# TASK ITEM:
Report how many lines of the following entries include the string "name"; respond with the number alone.

# SOURCE INFORMATION:

Content starts

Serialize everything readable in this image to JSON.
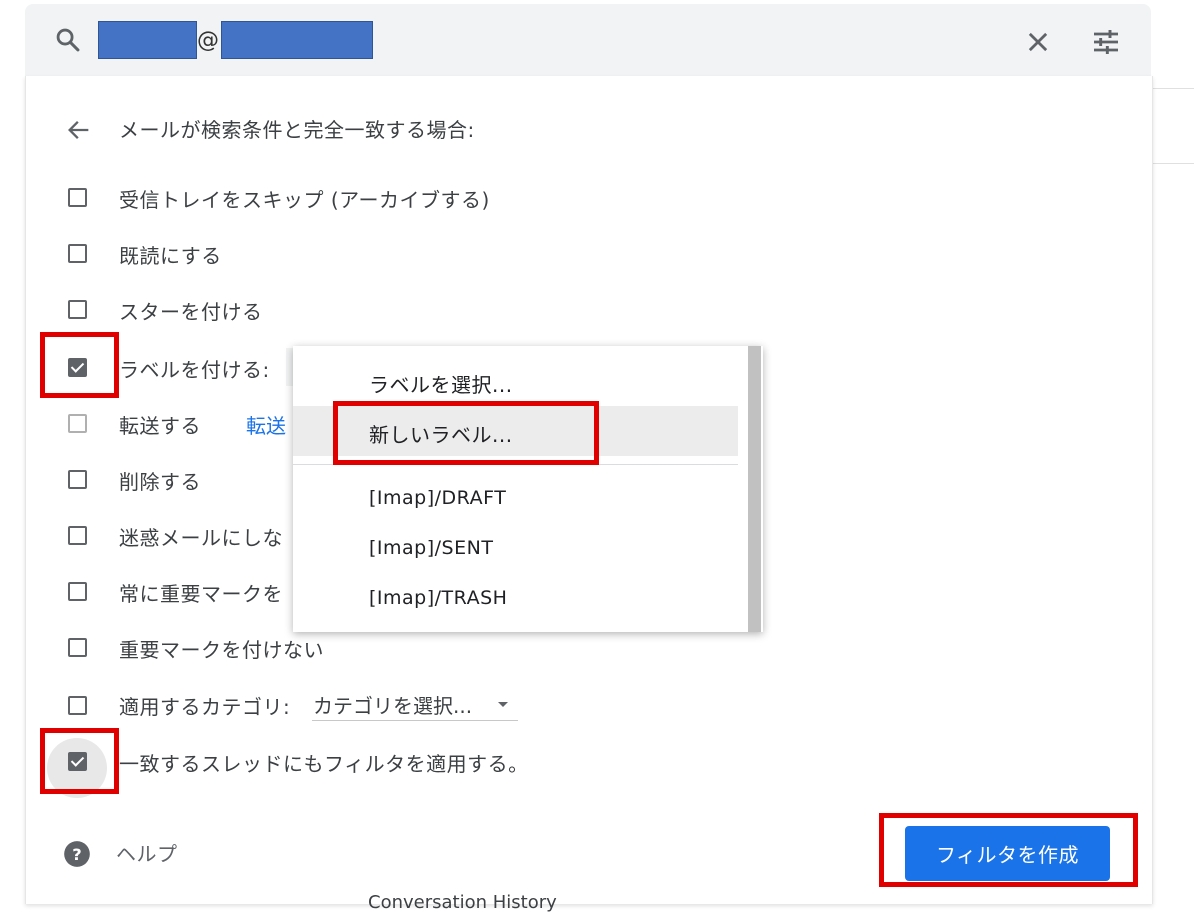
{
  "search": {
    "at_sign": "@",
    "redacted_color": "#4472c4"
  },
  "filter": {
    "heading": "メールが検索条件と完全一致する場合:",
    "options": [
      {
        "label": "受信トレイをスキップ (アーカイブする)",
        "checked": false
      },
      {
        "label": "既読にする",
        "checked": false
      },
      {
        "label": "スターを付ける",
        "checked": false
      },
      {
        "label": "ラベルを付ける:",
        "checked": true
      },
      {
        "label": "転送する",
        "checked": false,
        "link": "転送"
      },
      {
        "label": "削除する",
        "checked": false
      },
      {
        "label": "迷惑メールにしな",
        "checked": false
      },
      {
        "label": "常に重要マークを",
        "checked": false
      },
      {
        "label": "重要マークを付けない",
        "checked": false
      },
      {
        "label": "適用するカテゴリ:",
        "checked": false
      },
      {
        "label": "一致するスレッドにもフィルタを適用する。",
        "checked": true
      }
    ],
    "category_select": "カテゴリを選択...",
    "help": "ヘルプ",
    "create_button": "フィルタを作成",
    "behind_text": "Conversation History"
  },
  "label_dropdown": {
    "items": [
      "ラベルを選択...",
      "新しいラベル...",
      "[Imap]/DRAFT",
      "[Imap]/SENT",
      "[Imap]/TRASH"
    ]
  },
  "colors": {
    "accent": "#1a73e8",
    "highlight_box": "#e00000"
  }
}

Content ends
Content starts

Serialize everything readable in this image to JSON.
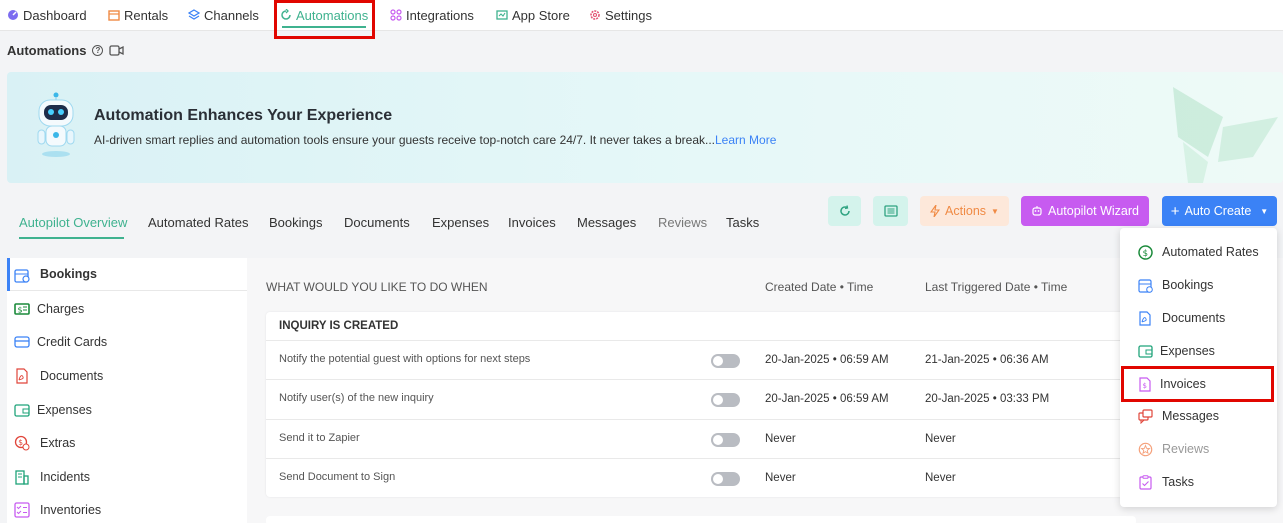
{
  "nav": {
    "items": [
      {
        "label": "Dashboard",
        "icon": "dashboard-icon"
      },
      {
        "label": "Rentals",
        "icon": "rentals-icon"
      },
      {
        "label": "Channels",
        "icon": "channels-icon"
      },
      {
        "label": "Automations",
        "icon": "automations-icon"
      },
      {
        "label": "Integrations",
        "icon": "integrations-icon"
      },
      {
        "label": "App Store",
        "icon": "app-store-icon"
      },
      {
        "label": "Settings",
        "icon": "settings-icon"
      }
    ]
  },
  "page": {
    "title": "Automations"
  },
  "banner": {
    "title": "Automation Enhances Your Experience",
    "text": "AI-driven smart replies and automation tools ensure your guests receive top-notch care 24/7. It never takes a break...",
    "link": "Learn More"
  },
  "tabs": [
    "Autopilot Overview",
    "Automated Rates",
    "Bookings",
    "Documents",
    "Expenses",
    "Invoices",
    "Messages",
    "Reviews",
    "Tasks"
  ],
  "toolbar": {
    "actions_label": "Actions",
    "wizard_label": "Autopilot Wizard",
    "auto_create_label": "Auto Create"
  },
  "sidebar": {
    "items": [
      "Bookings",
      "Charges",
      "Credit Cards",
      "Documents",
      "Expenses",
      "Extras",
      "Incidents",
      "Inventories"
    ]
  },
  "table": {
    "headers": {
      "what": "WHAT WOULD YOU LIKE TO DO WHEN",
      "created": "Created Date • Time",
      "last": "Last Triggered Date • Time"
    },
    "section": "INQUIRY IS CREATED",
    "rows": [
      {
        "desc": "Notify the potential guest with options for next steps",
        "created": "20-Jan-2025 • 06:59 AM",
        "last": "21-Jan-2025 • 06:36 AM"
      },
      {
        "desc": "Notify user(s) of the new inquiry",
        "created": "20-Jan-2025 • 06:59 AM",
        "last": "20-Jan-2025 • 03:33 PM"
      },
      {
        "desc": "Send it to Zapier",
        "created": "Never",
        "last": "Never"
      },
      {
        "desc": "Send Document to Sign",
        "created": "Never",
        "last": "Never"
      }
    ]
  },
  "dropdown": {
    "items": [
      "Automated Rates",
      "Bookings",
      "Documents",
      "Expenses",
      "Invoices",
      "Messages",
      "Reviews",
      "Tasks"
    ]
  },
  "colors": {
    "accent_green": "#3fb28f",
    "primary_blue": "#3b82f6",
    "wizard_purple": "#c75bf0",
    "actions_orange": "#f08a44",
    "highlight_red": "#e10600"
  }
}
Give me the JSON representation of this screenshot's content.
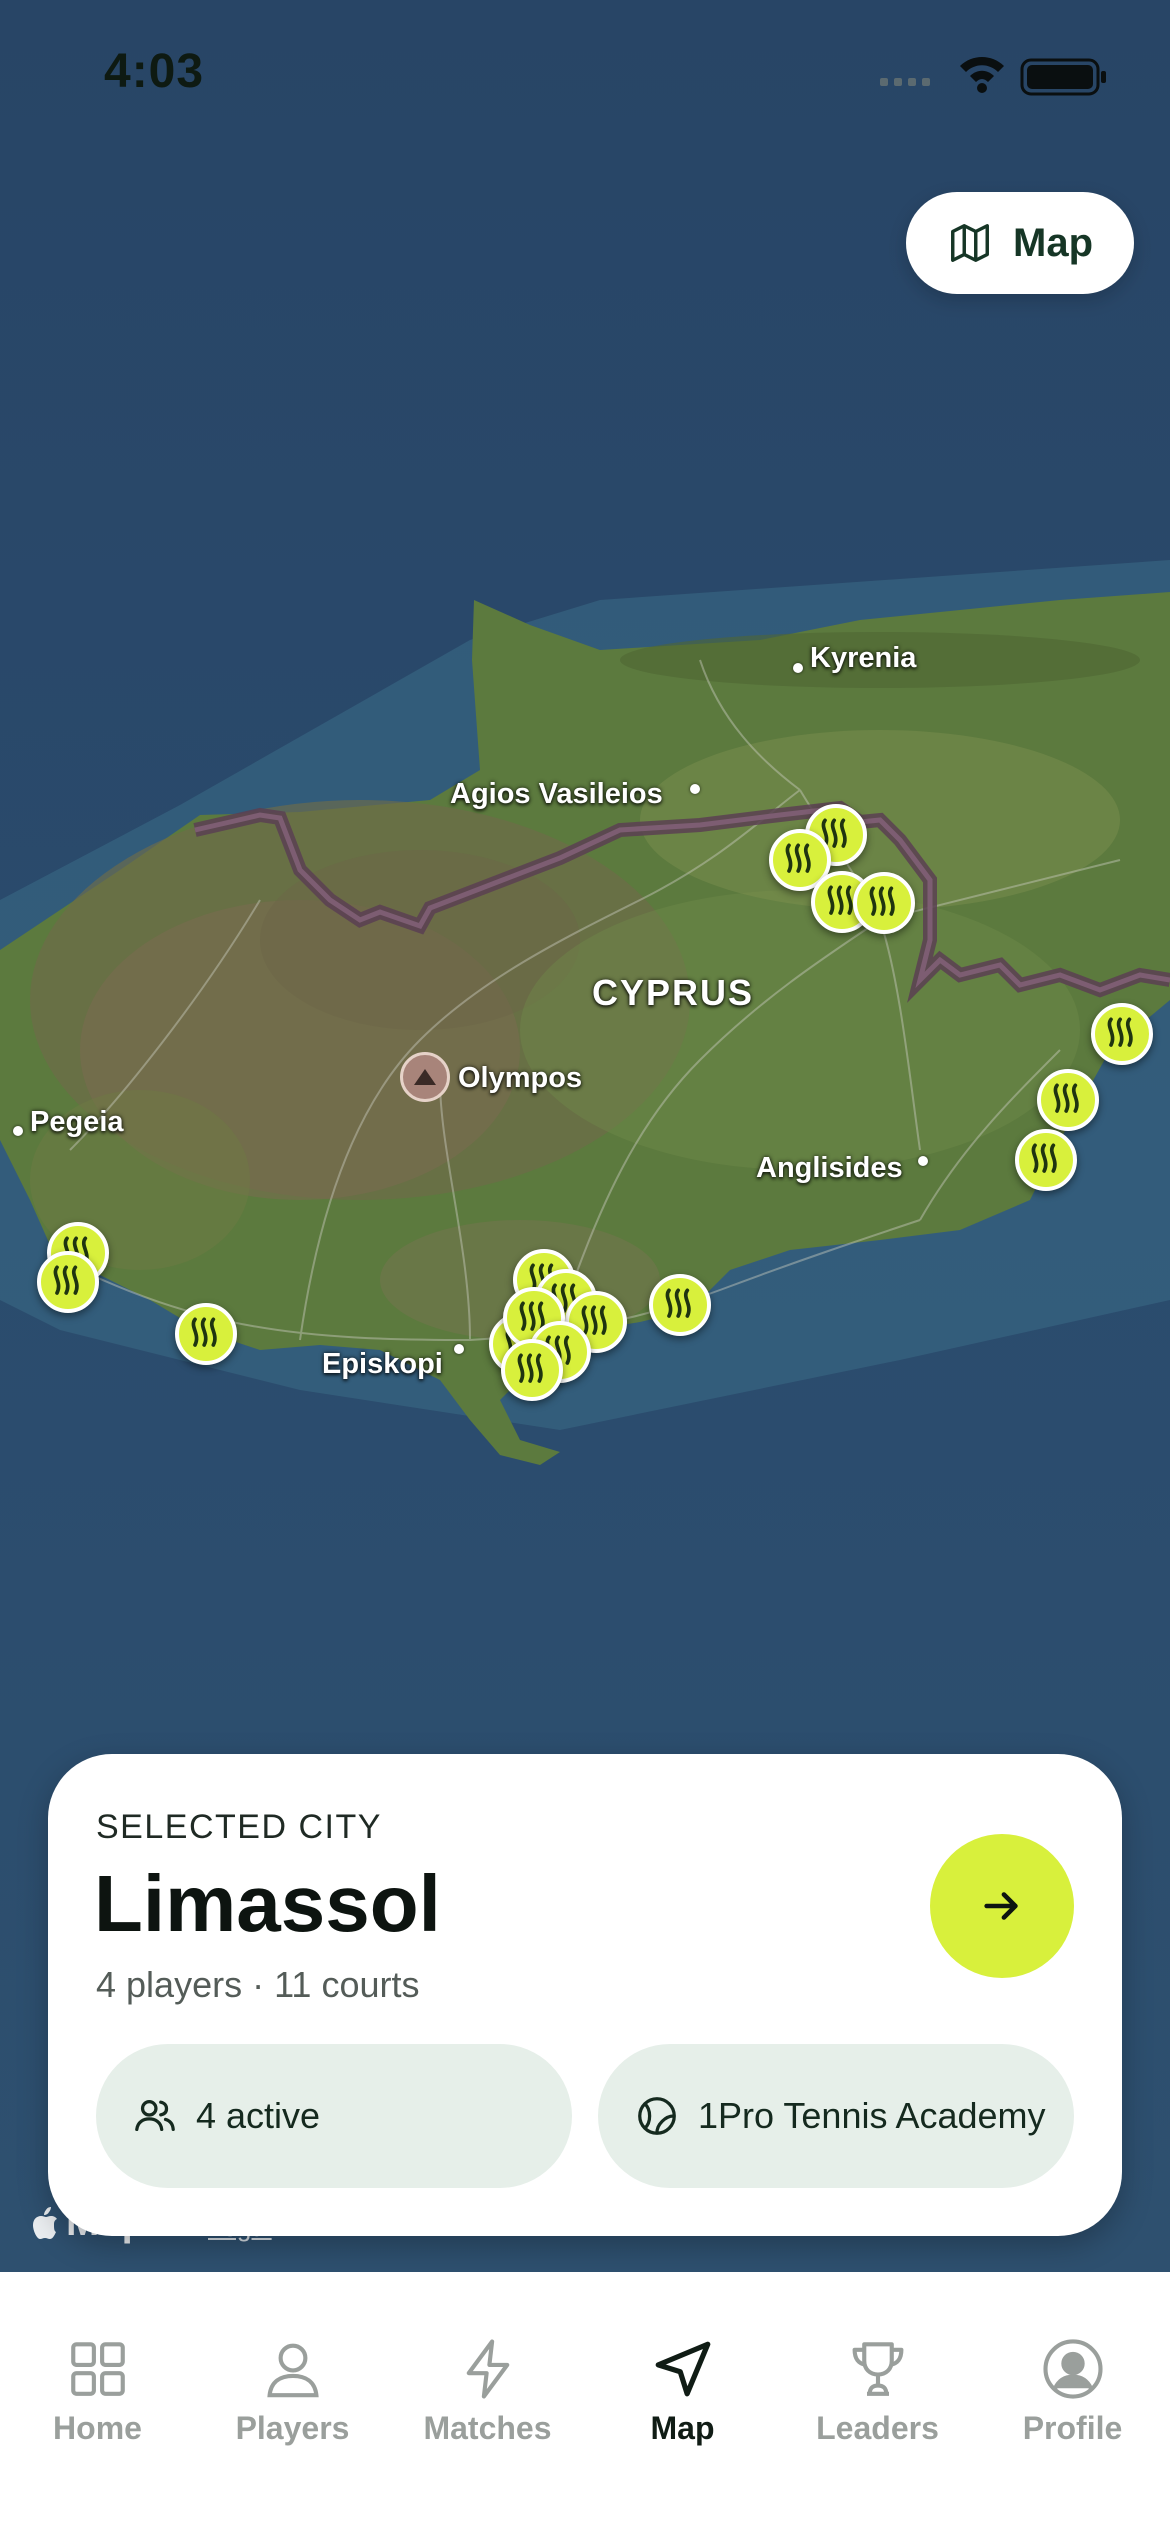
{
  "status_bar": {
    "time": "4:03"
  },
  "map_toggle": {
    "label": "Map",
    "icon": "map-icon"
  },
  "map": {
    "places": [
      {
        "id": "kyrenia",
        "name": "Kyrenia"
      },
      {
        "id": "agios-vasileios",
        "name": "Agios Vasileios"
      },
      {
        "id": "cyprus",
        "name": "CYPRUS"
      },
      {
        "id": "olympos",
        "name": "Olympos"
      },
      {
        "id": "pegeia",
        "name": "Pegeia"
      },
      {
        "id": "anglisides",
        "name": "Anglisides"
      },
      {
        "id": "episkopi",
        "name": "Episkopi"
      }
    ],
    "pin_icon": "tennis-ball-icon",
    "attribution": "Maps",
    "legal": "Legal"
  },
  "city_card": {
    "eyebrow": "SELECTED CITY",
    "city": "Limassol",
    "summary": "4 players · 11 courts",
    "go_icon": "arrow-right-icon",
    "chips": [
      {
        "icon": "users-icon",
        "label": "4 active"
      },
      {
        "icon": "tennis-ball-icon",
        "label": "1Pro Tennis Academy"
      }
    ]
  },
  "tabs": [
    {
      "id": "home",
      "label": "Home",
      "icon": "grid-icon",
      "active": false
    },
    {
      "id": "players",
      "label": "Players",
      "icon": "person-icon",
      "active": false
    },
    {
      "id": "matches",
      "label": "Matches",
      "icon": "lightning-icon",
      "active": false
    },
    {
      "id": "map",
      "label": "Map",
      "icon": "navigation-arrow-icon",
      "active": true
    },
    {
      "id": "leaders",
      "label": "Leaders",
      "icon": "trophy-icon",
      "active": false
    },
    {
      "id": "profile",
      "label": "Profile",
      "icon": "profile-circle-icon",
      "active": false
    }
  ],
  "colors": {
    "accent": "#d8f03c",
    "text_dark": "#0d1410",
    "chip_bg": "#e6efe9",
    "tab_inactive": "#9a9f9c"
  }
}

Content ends

# SOLUTION BELOW:
7